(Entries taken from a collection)
..........

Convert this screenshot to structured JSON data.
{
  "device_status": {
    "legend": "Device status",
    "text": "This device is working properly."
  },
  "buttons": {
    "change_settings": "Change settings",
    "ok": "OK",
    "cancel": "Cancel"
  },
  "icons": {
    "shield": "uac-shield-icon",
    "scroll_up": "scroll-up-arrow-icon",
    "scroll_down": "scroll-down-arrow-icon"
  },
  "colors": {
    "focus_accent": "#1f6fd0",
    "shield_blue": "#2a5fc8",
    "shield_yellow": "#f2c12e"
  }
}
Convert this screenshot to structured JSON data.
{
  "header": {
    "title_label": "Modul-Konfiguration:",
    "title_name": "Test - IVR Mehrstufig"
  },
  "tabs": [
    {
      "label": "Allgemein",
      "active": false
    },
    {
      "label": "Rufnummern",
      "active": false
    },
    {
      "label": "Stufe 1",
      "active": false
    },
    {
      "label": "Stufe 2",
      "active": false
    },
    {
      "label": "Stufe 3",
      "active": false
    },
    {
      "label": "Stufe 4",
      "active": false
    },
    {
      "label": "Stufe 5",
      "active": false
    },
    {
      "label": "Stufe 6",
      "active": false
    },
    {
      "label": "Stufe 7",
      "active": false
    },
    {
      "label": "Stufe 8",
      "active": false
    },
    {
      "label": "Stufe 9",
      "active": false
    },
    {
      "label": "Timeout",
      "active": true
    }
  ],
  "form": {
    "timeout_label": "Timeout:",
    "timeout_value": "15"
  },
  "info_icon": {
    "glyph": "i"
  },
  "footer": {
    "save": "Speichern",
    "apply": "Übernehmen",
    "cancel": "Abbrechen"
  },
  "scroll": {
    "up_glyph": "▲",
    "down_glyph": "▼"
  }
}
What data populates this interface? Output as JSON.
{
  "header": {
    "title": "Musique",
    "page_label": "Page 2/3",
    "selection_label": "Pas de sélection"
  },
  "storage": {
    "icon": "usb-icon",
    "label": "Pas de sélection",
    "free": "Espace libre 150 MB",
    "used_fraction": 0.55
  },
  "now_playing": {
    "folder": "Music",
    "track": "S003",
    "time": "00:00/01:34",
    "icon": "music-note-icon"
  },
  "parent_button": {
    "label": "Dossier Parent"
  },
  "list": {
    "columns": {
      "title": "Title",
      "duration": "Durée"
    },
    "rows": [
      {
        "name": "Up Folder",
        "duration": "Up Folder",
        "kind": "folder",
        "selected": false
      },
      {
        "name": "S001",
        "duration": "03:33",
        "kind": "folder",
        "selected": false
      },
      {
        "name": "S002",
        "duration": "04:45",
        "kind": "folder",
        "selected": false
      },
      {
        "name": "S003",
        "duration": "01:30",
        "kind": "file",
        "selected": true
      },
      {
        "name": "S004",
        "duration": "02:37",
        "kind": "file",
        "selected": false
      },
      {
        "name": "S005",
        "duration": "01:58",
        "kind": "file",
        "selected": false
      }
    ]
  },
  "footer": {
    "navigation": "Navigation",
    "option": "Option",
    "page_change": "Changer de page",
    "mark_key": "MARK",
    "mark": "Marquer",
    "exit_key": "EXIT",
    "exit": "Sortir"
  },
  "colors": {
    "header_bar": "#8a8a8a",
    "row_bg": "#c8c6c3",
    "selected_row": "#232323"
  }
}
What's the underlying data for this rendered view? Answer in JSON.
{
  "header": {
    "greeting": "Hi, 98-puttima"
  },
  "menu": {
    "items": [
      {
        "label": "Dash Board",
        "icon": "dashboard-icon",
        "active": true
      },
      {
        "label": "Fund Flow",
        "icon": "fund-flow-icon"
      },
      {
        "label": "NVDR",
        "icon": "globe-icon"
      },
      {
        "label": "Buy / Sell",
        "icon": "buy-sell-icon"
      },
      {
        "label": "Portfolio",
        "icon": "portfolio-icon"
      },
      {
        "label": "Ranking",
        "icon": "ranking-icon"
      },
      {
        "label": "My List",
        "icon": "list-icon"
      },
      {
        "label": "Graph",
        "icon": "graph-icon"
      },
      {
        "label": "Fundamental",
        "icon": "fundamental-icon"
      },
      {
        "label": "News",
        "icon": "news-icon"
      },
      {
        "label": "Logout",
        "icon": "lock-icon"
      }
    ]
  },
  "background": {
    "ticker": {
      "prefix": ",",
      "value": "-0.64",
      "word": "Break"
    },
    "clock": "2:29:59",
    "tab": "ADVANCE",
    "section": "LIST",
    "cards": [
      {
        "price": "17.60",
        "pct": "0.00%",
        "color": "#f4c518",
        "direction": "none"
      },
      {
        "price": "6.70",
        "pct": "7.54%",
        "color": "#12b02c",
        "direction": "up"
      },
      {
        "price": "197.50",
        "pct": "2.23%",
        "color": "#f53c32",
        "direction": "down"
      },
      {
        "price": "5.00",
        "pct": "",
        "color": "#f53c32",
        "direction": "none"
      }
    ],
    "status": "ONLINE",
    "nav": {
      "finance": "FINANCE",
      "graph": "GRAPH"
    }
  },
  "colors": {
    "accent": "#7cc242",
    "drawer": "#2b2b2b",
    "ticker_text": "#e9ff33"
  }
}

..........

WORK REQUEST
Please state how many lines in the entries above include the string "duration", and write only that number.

ANSWER SPACE
7